Kalanithi is of Indian stock and tells the story as only an Indian would tell it, densely textured with philosophical musings that touch the nerve of reality. It became a number one New York Times best seller. If you haven’t read it, it’s one of the best books I have ever read and causes me to rethink how best to spend whatever days the Lord has given to me. It spoke to me deeply. I am more convinced than ever that only in Christ can these questions be answered. Science does not have the prerogative or the capacity to deal with the existential struggles that we all have. Only hubris would deny that reality.
Isn’t it interesting how facing death forces one to actually face life’s real questions? So I dare say, in naturalistic terms death is breath becoming air. In Christian terms, birth is air becoming breath and there is a world of difference from origin to destiny.
I am also writing to make an earnest request. I, along with three others, will be heading out in a few short weeks to one of the most high-risk areas of the world. I will not mention the country but will give you the report after I return. I have been asked for a few years to go there but have not had the peace or the window in which to do it but now feel deeply that I should. So please pray for us. My family is a bit nervous but Margie has given me the green light to do so. If it were not for scheduling conflicts, she would have wanted to accompany me. So I ask for your prayers. We will need His covering. Our lives are in our Lord’s hands and we go with His prodding.
Please continue to pray for our work. The team is having a huge impact. As I move more into speaking and writing the strategic planning, leadership, and pursuit of the vision will be with the younger team. I am confident they will do greater things than I ever envisioned. More than ever, I need wisdom and guidance.
God bless you, dear friends.

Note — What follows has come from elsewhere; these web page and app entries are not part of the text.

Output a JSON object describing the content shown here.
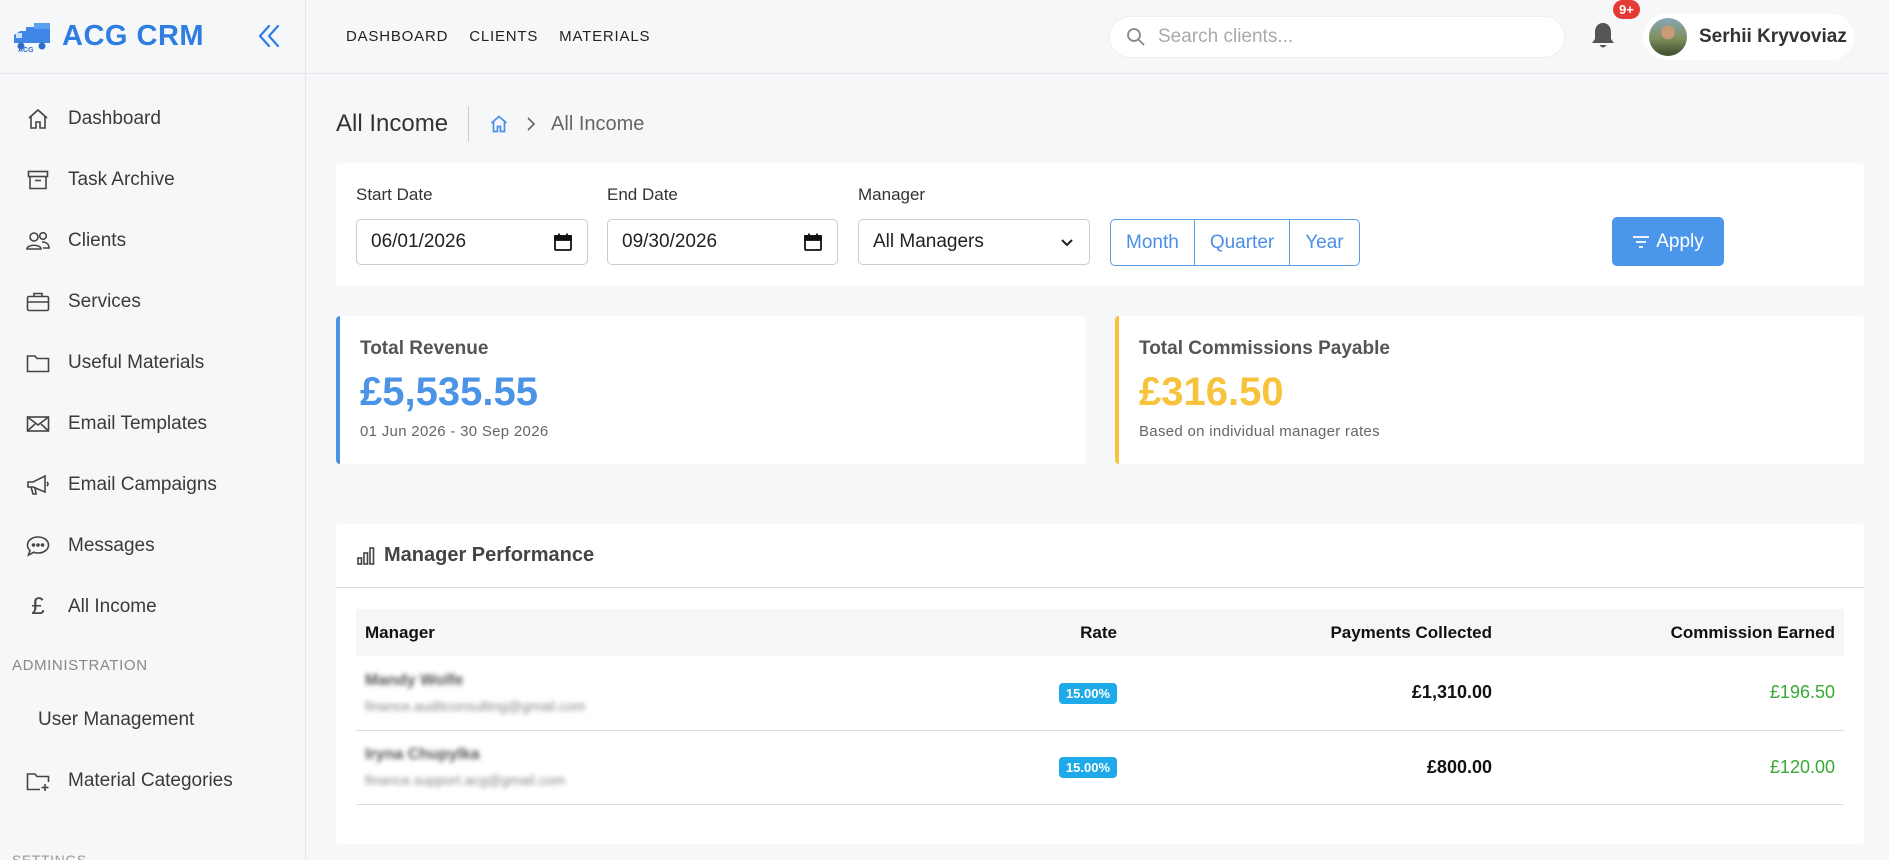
{
  "brand": {
    "name": "ACG CRM",
    "logo_icon": "truck-logo-icon"
  },
  "sidebar": {
    "items": [
      {
        "label": "Dashboard",
        "icon": "home-icon"
      },
      {
        "label": "Task Archive",
        "icon": "archive-icon"
      },
      {
        "label": "Clients",
        "icon": "users-icon"
      },
      {
        "label": "Services",
        "icon": "briefcase-icon"
      },
      {
        "label": "Useful Materials",
        "icon": "folder-icon"
      },
      {
        "label": "Email Templates",
        "icon": "envelope-icon"
      },
      {
        "label": "Email Campaigns",
        "icon": "megaphone-icon"
      },
      {
        "label": "Messages",
        "icon": "chat-icon"
      },
      {
        "label": "All Income",
        "icon": "pound-icon"
      }
    ],
    "admin_label": "ADMINISTRATION",
    "admin_items": [
      {
        "label": "User Management"
      },
      {
        "label": "Material Categories",
        "icon": "folder-plus-icon"
      }
    ],
    "bottom_label": "SETTINGS"
  },
  "topbar": {
    "nav": [
      "DASHBOARD",
      "CLIENTS",
      "MATERIALS"
    ],
    "search_placeholder": "Search clients...",
    "notification_count": "9+",
    "user_name": "Serhii Kryvoviaz"
  },
  "page": {
    "title": "All Income",
    "breadcrumb_current": "All Income"
  },
  "filters": {
    "start_label": "Start Date",
    "start_value": "06/01/2026",
    "end_label": "End Date",
    "end_value": "09/30/2026",
    "manager_label": "Manager",
    "manager_value": "All Managers",
    "periods": [
      "Month",
      "Quarter",
      "Year"
    ],
    "apply_label": "Apply"
  },
  "stats": {
    "revenue": {
      "title": "Total Revenue",
      "value": "£5,535.55",
      "sub": "01 Jun 2026 - 30 Sep 2026",
      "color": "#4a93e6"
    },
    "commissions": {
      "title": "Total Commissions Payable",
      "value": "£316.50",
      "sub": "Based on individual manager rates",
      "color": "#f7c33c"
    }
  },
  "performance": {
    "title": "Manager Performance",
    "columns": [
      "Manager",
      "Rate",
      "Payments Collected",
      "Commission Earned"
    ],
    "rows": [
      {
        "name": "Mandy Wolfe",
        "email": "finance.auditconsulting@gmail.com",
        "rate": "15.00%",
        "payments": "£1,310.00",
        "commission": "£196.50"
      },
      {
        "name": "Iryna Chupylka",
        "email": "finance.support.acg@gmail.com",
        "rate": "15.00%",
        "payments": "£800.00",
        "commission": "£120.00"
      }
    ]
  },
  "colors": {
    "accent": "#2f7de1",
    "primary_button": "#4b95ea",
    "revenue": "#4a93e6",
    "commission": "#f7c33c",
    "earned": "#3aa935",
    "badge": "#e53935"
  }
}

Thank you for your support. We need it in even greater measure as the team grows and we cover more ground on more tracks. Thank you for standing with us.